Take the 2-minute tour ×
Mathematics Stack Exchange is a question and answer site for people studying math at any level and professionals in related fields. It's 100% free, no registration required.

I saw Ahlfors's book Complex Analysis. It mentioned that analytic function $f(z)$ can be derived from a given real part $u(x,y)$, where $x$ and $y$ are real.

It said that $$ u(x,y)=\frac{1}{2}[f(x+iy)+\bar{f}(x-iy)]. \tag{1} $$

However, it mentioned that it is 'reasonable' that (1) holds even when $x$ and $y$ are 'complex'. Why?

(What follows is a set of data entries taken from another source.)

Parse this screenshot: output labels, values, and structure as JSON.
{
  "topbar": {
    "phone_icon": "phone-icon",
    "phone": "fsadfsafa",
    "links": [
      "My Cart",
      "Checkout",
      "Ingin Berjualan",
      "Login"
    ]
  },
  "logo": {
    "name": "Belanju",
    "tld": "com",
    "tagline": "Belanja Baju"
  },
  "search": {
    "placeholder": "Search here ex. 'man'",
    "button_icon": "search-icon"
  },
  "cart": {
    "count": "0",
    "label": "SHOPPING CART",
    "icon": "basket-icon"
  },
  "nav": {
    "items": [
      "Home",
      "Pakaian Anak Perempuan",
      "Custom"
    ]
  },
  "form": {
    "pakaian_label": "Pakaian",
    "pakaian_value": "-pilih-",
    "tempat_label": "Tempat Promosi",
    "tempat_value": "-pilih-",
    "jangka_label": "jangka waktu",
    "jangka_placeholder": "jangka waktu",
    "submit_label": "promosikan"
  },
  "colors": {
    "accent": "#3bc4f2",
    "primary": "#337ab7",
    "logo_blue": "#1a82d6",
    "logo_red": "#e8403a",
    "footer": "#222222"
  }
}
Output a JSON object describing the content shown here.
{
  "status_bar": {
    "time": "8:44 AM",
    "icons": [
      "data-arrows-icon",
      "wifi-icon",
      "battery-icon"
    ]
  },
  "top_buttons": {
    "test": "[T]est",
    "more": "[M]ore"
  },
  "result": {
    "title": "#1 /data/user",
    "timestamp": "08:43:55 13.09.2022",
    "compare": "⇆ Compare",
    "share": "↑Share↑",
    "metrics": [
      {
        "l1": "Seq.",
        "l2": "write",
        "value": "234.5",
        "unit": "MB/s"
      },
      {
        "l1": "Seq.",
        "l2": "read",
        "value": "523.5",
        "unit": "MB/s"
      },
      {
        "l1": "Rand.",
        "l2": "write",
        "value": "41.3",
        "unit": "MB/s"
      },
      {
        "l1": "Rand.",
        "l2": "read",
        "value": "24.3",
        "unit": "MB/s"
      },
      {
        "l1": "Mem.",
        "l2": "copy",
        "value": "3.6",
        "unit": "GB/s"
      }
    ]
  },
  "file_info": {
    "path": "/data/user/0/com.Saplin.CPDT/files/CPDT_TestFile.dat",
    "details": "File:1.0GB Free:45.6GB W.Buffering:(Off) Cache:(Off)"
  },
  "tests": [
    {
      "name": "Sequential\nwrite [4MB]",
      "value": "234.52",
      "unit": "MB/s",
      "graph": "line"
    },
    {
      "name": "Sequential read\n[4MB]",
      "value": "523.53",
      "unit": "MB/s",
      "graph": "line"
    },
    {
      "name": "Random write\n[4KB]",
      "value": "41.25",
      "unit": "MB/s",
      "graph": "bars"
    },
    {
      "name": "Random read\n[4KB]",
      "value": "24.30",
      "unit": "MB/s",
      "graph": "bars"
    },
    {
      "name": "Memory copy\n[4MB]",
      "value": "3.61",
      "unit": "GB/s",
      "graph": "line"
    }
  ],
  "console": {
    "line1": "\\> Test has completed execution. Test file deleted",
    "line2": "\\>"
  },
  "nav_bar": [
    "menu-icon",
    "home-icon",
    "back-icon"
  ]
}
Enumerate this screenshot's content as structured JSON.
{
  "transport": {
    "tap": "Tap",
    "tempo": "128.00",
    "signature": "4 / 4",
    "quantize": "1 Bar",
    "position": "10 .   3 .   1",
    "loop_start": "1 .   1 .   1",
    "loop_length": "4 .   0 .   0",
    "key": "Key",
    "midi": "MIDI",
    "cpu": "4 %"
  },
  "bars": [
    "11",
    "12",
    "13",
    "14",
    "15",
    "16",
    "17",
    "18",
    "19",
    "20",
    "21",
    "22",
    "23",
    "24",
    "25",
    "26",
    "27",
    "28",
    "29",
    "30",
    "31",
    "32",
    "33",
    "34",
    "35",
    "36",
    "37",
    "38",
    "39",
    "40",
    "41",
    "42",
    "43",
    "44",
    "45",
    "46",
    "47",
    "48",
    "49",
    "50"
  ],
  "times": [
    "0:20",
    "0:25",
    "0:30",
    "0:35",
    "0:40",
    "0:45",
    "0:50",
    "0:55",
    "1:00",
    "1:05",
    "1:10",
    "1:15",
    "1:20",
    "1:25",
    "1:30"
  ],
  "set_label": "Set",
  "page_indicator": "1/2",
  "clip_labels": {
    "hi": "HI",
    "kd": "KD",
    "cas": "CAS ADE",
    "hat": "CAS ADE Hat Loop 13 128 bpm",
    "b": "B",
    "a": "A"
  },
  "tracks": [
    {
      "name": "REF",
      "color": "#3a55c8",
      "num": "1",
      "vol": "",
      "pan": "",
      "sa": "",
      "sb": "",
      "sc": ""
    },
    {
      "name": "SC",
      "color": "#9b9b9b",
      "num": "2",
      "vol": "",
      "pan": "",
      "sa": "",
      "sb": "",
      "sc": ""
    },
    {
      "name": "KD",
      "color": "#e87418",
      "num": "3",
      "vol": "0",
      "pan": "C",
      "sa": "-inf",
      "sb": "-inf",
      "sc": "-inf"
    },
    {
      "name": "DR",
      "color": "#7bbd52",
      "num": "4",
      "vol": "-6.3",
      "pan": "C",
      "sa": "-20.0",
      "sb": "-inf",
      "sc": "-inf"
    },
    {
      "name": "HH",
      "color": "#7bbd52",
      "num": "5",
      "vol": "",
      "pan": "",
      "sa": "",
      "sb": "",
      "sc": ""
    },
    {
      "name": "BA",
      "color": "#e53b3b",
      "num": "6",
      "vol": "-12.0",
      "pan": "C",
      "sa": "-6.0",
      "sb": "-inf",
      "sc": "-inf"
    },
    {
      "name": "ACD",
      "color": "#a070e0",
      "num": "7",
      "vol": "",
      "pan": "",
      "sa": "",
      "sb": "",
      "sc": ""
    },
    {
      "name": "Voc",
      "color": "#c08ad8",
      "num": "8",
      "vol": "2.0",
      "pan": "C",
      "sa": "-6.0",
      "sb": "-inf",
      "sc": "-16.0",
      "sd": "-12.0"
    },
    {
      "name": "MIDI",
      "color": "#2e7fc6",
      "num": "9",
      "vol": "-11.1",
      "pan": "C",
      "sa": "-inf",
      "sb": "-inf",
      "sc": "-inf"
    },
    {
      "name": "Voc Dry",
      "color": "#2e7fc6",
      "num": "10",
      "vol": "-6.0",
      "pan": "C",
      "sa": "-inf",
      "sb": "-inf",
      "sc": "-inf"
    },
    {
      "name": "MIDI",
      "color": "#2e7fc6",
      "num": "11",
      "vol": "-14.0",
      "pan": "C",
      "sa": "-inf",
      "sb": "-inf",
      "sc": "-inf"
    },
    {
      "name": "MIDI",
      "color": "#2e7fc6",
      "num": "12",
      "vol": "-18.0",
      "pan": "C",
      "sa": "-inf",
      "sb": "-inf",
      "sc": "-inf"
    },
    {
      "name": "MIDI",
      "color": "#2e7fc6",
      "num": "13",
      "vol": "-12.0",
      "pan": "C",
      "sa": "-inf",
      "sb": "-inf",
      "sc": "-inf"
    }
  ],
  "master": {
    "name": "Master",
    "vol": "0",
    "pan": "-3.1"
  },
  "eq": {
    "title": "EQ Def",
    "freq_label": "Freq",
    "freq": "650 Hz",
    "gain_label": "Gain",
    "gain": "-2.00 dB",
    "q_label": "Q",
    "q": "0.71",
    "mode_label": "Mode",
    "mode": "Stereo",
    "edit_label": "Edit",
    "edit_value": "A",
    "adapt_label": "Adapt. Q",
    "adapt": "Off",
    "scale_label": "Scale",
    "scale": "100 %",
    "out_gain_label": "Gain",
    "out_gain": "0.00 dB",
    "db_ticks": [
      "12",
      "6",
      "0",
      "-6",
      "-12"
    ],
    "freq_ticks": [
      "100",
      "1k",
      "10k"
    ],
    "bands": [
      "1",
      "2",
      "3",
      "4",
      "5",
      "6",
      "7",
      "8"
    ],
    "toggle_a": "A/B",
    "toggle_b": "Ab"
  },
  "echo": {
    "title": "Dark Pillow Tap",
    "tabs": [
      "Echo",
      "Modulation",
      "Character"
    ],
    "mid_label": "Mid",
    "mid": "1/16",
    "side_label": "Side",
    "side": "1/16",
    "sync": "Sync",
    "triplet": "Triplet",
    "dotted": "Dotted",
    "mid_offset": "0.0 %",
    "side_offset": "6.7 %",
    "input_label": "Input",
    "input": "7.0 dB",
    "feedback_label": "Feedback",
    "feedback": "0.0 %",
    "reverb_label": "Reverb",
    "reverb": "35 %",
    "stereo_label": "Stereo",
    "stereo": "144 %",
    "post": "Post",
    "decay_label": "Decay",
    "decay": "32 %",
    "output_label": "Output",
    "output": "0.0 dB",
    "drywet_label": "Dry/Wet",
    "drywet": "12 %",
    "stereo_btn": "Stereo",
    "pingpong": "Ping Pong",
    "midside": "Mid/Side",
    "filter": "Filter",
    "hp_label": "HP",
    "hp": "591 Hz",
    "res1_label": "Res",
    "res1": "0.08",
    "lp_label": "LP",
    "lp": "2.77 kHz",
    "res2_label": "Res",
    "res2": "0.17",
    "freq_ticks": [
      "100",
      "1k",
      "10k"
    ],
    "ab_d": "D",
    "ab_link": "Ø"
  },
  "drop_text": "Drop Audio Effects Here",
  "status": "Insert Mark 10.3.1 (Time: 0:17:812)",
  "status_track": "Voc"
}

I think that, if $x$ and $y$ are real, then real part $u(x,y)$ should be written down by $$ u(x,y)=\frac{1}{2}[f(z)+\bar{f}(\bar{z})], \tag{2} $$ where $z=x+iy$.

Hence, if $x$ and $y$ are complex, (2) should be equal to $$ u(x,y)=\frac{1}{2}[f(x+iy)+\bar{f}(\bar{x}-i\bar{y})]. \tag{3} $$ It confused me for a long time. Please help me.

Thanks!

share|improve this question
    
Try some examples to see what is happening. $u$ has to be harmonic, so try for example $u(x,y) = x^2-y^2$ which corresponds to $f(z) = z^2$. –  GEdgar Jul 21 '11 at 0:40
    
@ GEdgar. Thanks for your comment. I try your example. Assume that (1) holds when $x,y$ are complex. Then right-hand side of (1) is $1/2[(x+iy)^2+\overline{(x-iy)^2}]=1/2(x^2-y^2+2i\,x\,y)+1/2(\overline{x^2}-\ove‌​rline{y^2}+2i\,\bar{x}\,\bar{y})$, which is not equal to the left-hand side $x^2-y^2$. What's wrong with my argument? –  Paul Jul 21 '11 at 15:27
    
The function $u$ is defined on $\mathbb{R}\times\mathbb{R}$ hence the assertion that (1) holds for $x$ and $y$ complex is mysterious to me. –  Did Jul 21 '11 at 16:33
1  
@Didier: As Ahlfors remarks in this derivation, for this method to work $u$ must make sense for complex values. For example $u$ could be a rational function of $x$ and $y$. Ahlfors 2nd edition, Chapter 2, the end of section 1.2. –  GEdgar Jul 21 '11 at 17:04
    
@GEdgar: Thanks for the explanation. To be a rational function of $x$ and $y$* is a well defined condition but *to make sense for complex values* is not. For example $u(x,y)=0$ for every real values $x$ and $y$ coincide with $U$ defined by $U(z_1,z_2)=z_1-\bar z_1$ for every complex values $z_1$ and $z_2$. One sees that $u$ *makes sense for complex values in a lot of different ways (although $U$ is probably not the one to have in mind here...). –  Did Jul 21 '11 at 17:12
show 1 more comment

1 Answer

The way it is used here, given a function $f$, a new function $\overline{f}$ can be defined by $$ \overline{f}\big(z\big) = \overline{f(\overline{z})} . $$ For example, if $f$ is a polynomial, change all coefficients to their complex conjugates, but leave the variable alone.

Let's try $f(z) = z^2$ as I suggested above. So $\overline{f}(z) = z^2$. Then $f(x+iy) = (x+iy)^2 = (x^2-y^2)+2ixy$; $\overline{f}(x-iy) = (x-iy)^2=(x^2-y^2)-2ixy$; so $$ \frac{1}{2}\big[f(x+iy)+\overline{f}(x-iy)\big] = x^2-y^2 . $$ As required, this holds even for complex $x$ and $y$.

share|improve this answer
    
Sorry it still confused me. As you said that if $\bar{f}(z):=\overline{f(\bar{z})}$, then $\bar{f}(z)=z^2$. Why did you take $z=x-iy$ into that? $z$ should be $x+iy$? Thanks! –  Paul Jul 22 '11 at 1:17
    
The formula (1) has $x-iy$ in it. That is why I used it. Here, $x,y,z$ are all just variables, not assumed to be related to each other. –  GEdgar Jul 22 '11 at 15:12
    
@ GEdgar: Thanks for your help~ –  Paul Jul 22 '11 at 20:05
add comment

Your Answer

 
discard

By posting your answer, you agree to the privacy policy and terms of service.

Not the answer you're looking for? Browse other questions tagged or ask your own question.